Gentrification and persistent poverty have voters divided.
Former Washington mayor and city council member Marion Barry represents one of the District’s most economically challenged wards. Ward 8, which includes the historic Anacostia neighborhood where Frederick Douglass once lived, has the city’s highest unemployment and lowest homeownership rates. Even Barry, who lives in the area, recently dissed it when asked about damage to his car and a dragging bumper.
“When you live in the ghetto, this happens,” he told reporters.
According to a report in the Washington Informer, constituents are divided on whether to support the former four-term mayor in his bid for a fourth term next year. Some still plan to vote for Barry, like entrepreneur Phinis Jones, who said he plans to vote for Barry because he’s unimpressed with the people who’ve expressed an interest in challenging him.
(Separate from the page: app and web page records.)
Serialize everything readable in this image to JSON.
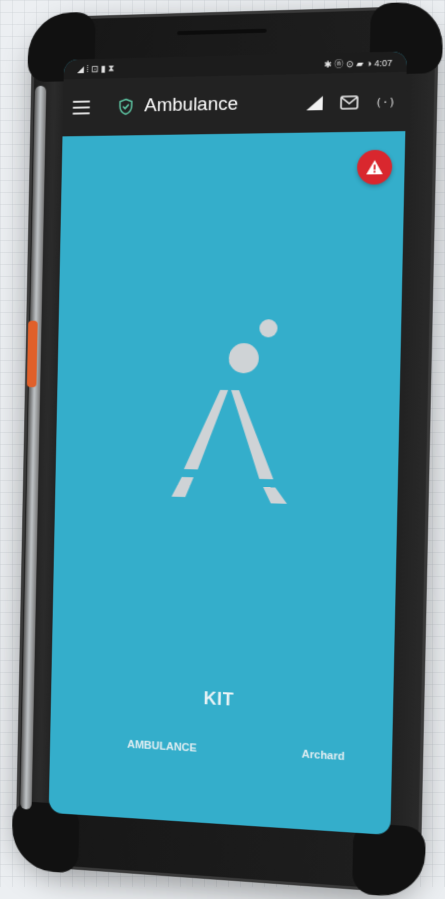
{
  "status_bar": {
    "left": "◢ ⁞ ⊡ ▮ ⧗",
    "right": "✱ ⓝ ⊙ ▰ ◑ 4:07"
  },
  "app_bar": {
    "title": "Ambulance"
  },
  "icons": {
    "menu": "menu-icon",
    "shield": "shield-check-icon",
    "signal": "signal-icon",
    "mail": "mail-icon",
    "radio": "radio-icon",
    "radio_glyph": "(·)",
    "alert": "alert-triangle-icon"
  },
  "colors": {
    "screen_bg": "#34aecb",
    "app_bar_bg": "#222222",
    "alert_red": "#d9272e",
    "logo_gray": "#cfd3d6",
    "shield_green": "#5fc9a6"
  },
  "footer": {
    "kit": "KIT",
    "ambulance": "AMBULANCE",
    "archard": "Archard"
  }
}
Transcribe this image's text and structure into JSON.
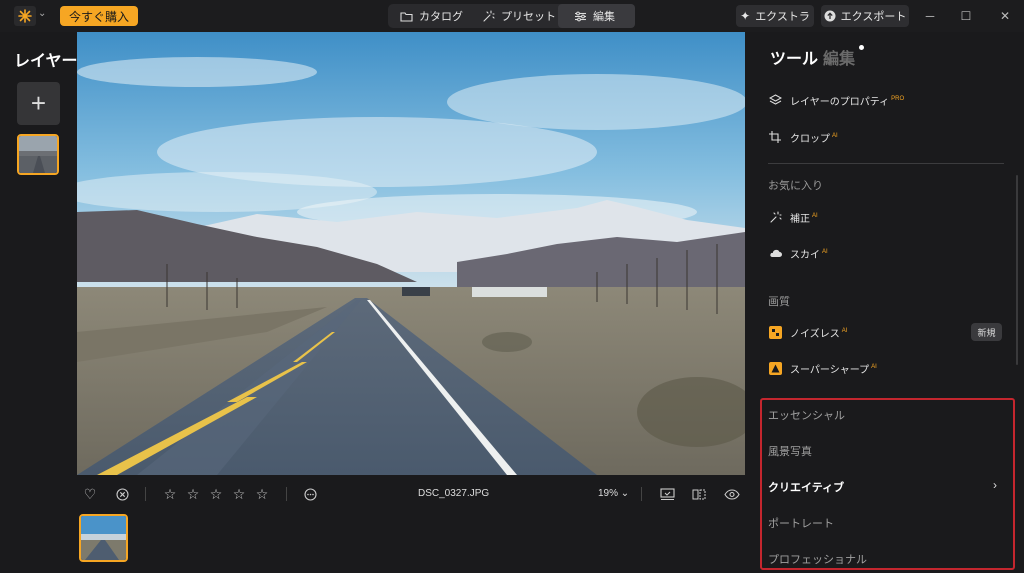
{
  "titlebar": {
    "buy_label": "今すぐ購入",
    "tabs": [
      {
        "label": "カタログ",
        "icon": "folder-icon"
      },
      {
        "label": "プリセット",
        "icon": "magic-wand-icon"
      },
      {
        "label": "編集",
        "icon": "sliders-icon",
        "active": true
      }
    ],
    "extra_label": "エクストラ",
    "export_label": "エクスポート"
  },
  "left_panel": {
    "title": "レイヤー",
    "add_symbol": "+"
  },
  "bottom_bar": {
    "filename": "DSC_0327.JPG",
    "zoom": "19%",
    "rating": 0
  },
  "right_panel": {
    "tools_label": "ツール",
    "edit_label": "編集",
    "items_top": [
      {
        "label": "レイヤーのプロパティ",
        "badge": "PRO"
      },
      {
        "label": "クロップ",
        "badge": "AI"
      }
    ],
    "favorites_label": "お気に入り",
    "favorites": [
      {
        "label": "補正",
        "badge": "AI"
      },
      {
        "label": "スカイ",
        "badge": "AI"
      }
    ],
    "quality_label": "画質",
    "quality": [
      {
        "label": "ノイズレス",
        "badge": "AI",
        "tag": "新規"
      },
      {
        "label": "スーパーシャープ",
        "badge": "AI"
      }
    ],
    "categories": [
      {
        "label": "エッセンシャル"
      },
      {
        "label": "風景写真"
      },
      {
        "label": "クリエイティブ",
        "active": true
      },
      {
        "label": "ポートレート"
      },
      {
        "label": "プロフェッショナル"
      }
    ]
  },
  "colors": {
    "accent": "#f6a623",
    "highlight_box": "#c4262e",
    "background": "#1a1a1c"
  }
}
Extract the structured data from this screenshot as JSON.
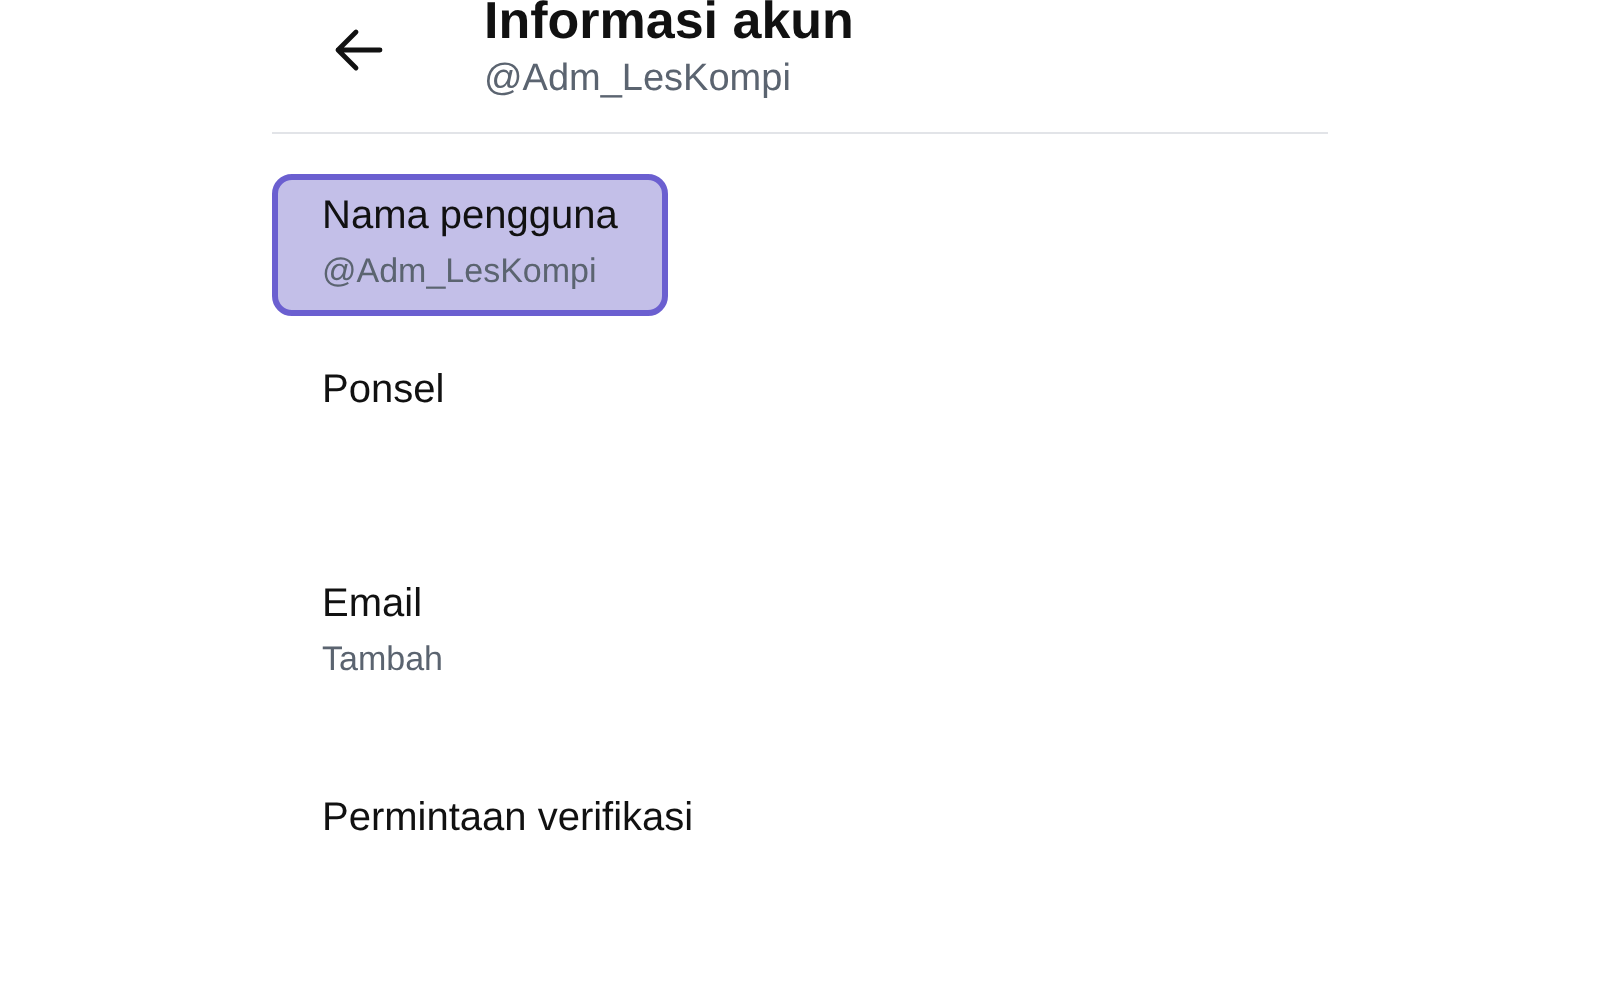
{
  "header": {
    "title": "Informasi akun",
    "subtitle": "@Adm_LesKompi"
  },
  "items": [
    {
      "label": "Nama pengguna",
      "value": "@Adm_LesKompi",
      "highlighted": true
    },
    {
      "label": "Ponsel",
      "highlighted": false
    },
    {
      "label": "Email",
      "value": "Tambah",
      "highlighted": false
    },
    {
      "label": "Permintaan verifikasi",
      "highlighted": false
    }
  ]
}
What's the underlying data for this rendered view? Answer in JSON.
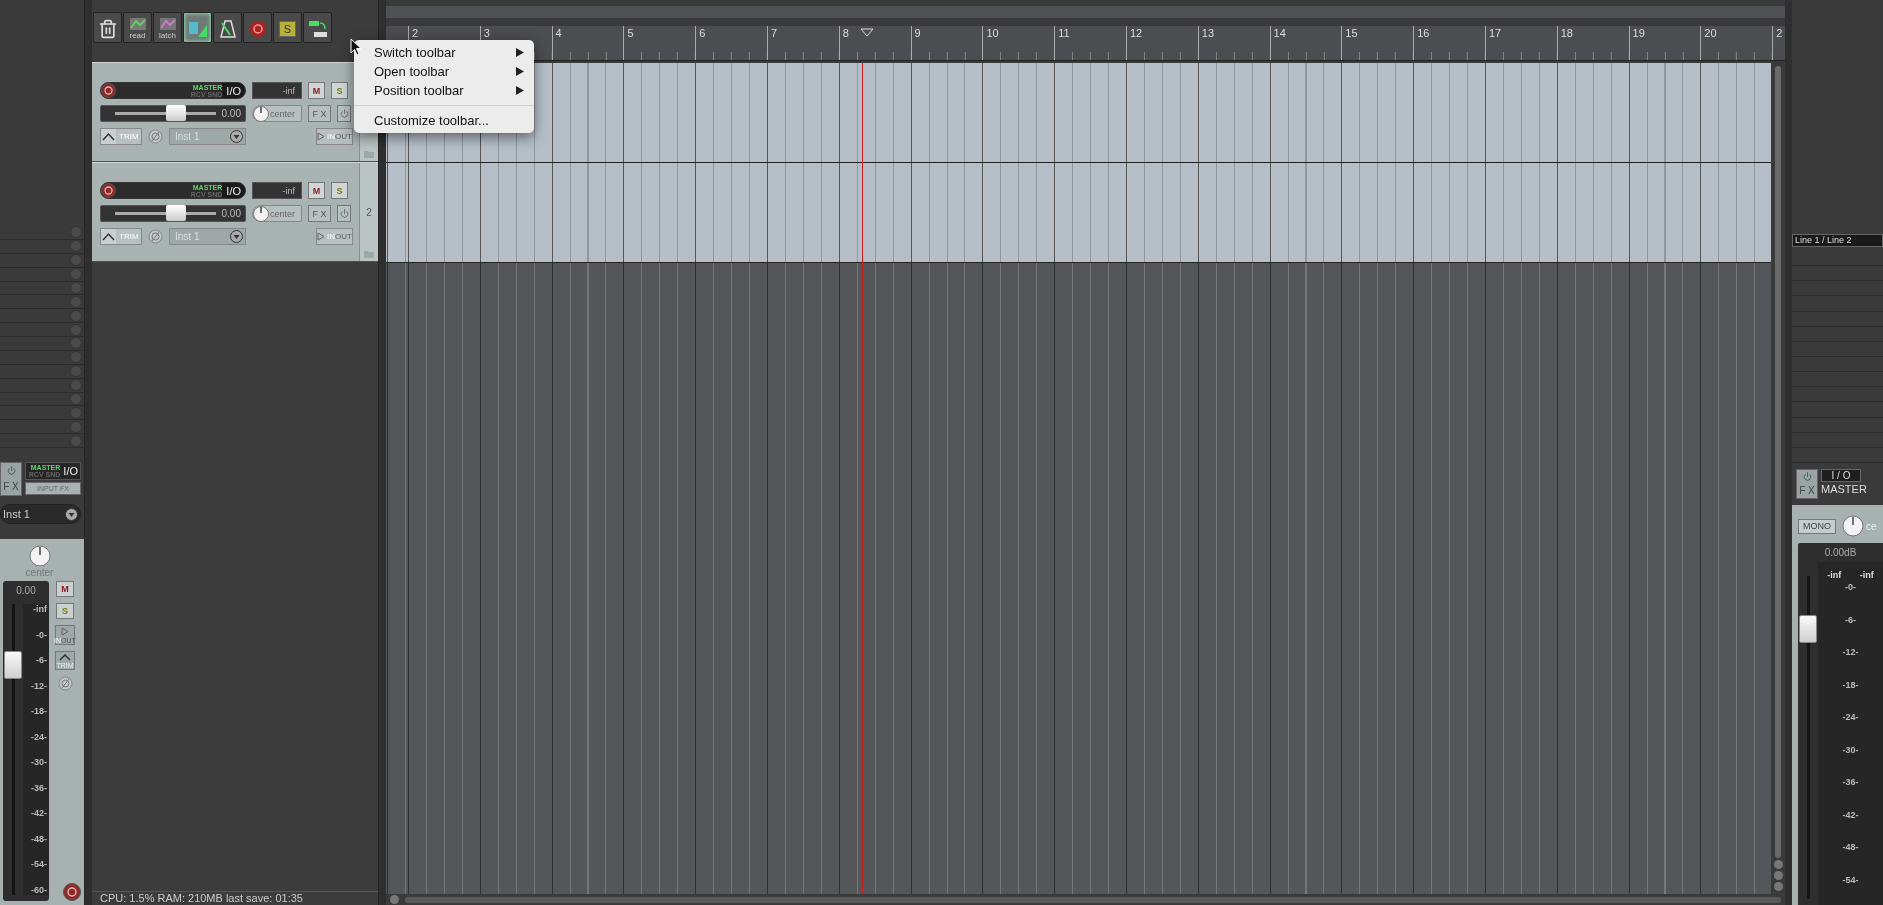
{
  "toolbar": {
    "buttons": [
      {
        "kind": "trash",
        "selected": false
      },
      {
        "kind": "envelope",
        "label": "read",
        "selected": false
      },
      {
        "kind": "envelope",
        "label": "latch",
        "selected": false
      },
      {
        "kind": "snap",
        "selected": true
      },
      {
        "kind": "metronome",
        "selected": false
      },
      {
        "kind": "record",
        "selected": false
      },
      {
        "kind": "solo",
        "label": "S",
        "selected": false
      },
      {
        "kind": "swap",
        "selected": false
      }
    ]
  },
  "context_menu": {
    "items": [
      {
        "kind": "item",
        "label": "Switch toolbar",
        "submenu": true
      },
      {
        "kind": "item",
        "label": "Open toolbar",
        "submenu": true
      },
      {
        "kind": "item",
        "label": "Position toolbar",
        "submenu": true
      },
      {
        "kind": "separator"
      },
      {
        "kind": "item",
        "label": "Customize toolbar...",
        "submenu": false
      }
    ]
  },
  "tracks": [
    {
      "routing_top": "MASTER",
      "routing_bottom": "RCV SND",
      "io": "I/O",
      "meter": "-inf",
      "mute": "M",
      "solo": "S",
      "volume": "0.00",
      "level": 0.61,
      "pan": "center",
      "fx": "F X",
      "trim": "TRIM",
      "input": "Inst 1",
      "monitor_in": "IN",
      "monitor_out": "OUT"
    },
    {
      "number": "2",
      "routing_top": "MASTER",
      "routing_bottom": "RCV SND",
      "io": "I/O",
      "meter": "-inf",
      "mute": "M",
      "solo": "S",
      "volume": "0.00",
      "level": 0.61,
      "pan": "center",
      "fx": "F X",
      "trim": "TRIM",
      "input": "Inst 1",
      "monitor_in": "IN",
      "monitor_out": "OUT"
    }
  ],
  "ruler": {
    "marks": [
      "2",
      "3",
      "4",
      "5",
      "6",
      "7",
      "8",
      "9",
      "10",
      "11",
      "12",
      "13",
      "14",
      "15",
      "16",
      "17",
      "18",
      "19",
      "20",
      "2"
    ]
  },
  "playhead": {
    "level": 0.344
  },
  "mixer_strip": {
    "fx": "F X",
    "routing_top": "MASTER",
    "routing_bottom": "RCV SND",
    "io": "I/O",
    "input_fx": "INPUT FX",
    "input": "Inst 1",
    "pan": "center",
    "volume": "0.00",
    "level": 0.82,
    "peak": "-inf",
    "scale": [
      "-0-",
      "-6-",
      "-12-",
      "-18-",
      "-24-",
      "-30-",
      "-36-",
      "-42-",
      "-48-",
      "-54-",
      "-60-"
    ],
    "mute": "M",
    "solo": "S",
    "monitor_in": "IN",
    "monitor_out": "OUT",
    "trim": "TRIM"
  },
  "master_strip": {
    "outputs": "Line 1 / Line 2",
    "fx": "F X",
    "io": "I / O",
    "name": "MASTER",
    "mono": "MONO",
    "pan": "ce",
    "volume": "0.00dB",
    "level": 0.82,
    "peaks": [
      "-inf",
      "-inf"
    ],
    "scale": [
      "-0-",
      "-6-",
      "-12-",
      "-18-",
      "-24-",
      "-30-",
      "-36-",
      "-42-",
      "-48-",
      "-54-"
    ]
  },
  "status_bar": "CPU: 1.5%  RAM: 210MB  last save: 01:35"
}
“I know of several candidates that are interested and they have talked to me but none have the experience that Barry has,” Jones said.
Another resident, who lives in the historic part of the area, said that re-electing Barry, 75, feels like “a step backward,” which is a sign of the divide taking place between “Old Ward 8” and “Historic Anacostia,” which has begun attracting African-American and white professionals and, the Informer reports, are interested in green spaces, bike lanes and economic development.
“A lot of rhetoric that is against Barry is coming from Historic Anacostia. These are newcomers and they don’t see eye-to-eye with the rest of the ward,” James Bunn, executive director of the Ward 8 Business Council, told the publication. “Some people are saying that Barry is not paying enough attention to the ward as he should.”
But according to Jones, the politically seasoned Barry is very much focused on moving the area forward, citing his support for legislation that would make it more difficult for people to rely on the Temporary Assistance to Needy Families program. He also sponsored a bill that would prevent apartment building construction in the ward.
(Photo: Michael Loccisano/Getty Images for HBO)